**Description of the task**
Every line of the entries below that carries the string "your" should be copied.

-- Records for this exercise follows --

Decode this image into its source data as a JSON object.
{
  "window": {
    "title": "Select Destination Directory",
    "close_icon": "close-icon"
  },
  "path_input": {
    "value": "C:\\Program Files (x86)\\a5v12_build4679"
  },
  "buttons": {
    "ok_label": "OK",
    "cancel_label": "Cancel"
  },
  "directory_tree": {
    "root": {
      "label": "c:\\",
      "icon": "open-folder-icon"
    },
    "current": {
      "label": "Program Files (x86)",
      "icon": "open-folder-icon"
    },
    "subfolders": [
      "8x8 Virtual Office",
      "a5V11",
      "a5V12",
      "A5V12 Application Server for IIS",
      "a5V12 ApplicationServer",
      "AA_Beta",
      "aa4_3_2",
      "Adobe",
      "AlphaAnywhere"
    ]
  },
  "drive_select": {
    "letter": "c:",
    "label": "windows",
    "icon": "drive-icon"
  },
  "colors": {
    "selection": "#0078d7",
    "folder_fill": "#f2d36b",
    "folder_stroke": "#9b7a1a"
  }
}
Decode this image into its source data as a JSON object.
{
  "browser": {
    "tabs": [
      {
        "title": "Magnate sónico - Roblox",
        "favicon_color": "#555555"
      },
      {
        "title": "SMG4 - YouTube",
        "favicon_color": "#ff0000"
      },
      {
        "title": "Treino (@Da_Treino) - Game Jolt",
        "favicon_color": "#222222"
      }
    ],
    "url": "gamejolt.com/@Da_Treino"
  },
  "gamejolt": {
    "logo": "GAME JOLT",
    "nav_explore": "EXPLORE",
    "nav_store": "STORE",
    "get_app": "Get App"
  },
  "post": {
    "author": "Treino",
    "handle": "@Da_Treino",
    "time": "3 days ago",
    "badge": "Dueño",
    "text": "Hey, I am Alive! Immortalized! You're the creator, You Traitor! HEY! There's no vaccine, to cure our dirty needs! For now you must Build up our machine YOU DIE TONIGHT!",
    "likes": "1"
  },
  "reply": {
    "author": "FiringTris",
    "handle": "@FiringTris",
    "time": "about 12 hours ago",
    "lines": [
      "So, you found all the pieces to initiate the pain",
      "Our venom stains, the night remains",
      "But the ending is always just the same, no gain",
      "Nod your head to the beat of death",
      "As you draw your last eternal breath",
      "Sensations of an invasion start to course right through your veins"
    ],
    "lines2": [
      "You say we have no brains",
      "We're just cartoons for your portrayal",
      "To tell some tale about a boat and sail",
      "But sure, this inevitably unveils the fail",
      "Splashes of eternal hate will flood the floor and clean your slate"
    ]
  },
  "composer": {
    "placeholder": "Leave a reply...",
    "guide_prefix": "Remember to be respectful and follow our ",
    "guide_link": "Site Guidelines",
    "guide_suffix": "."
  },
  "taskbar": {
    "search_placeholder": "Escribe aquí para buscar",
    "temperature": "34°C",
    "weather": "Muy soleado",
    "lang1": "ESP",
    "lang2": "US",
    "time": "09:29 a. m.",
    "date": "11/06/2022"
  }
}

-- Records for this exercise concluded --

**Solution to this exercise**
      "Nod your head to the beat of death",
      "As you draw your last eternal breath",
      "Sensations of an invasion start to course right through your veins"
      "We're just cartoons for your portrayal",
      "Splashes of eternal hate will flood the floor and clean your slate"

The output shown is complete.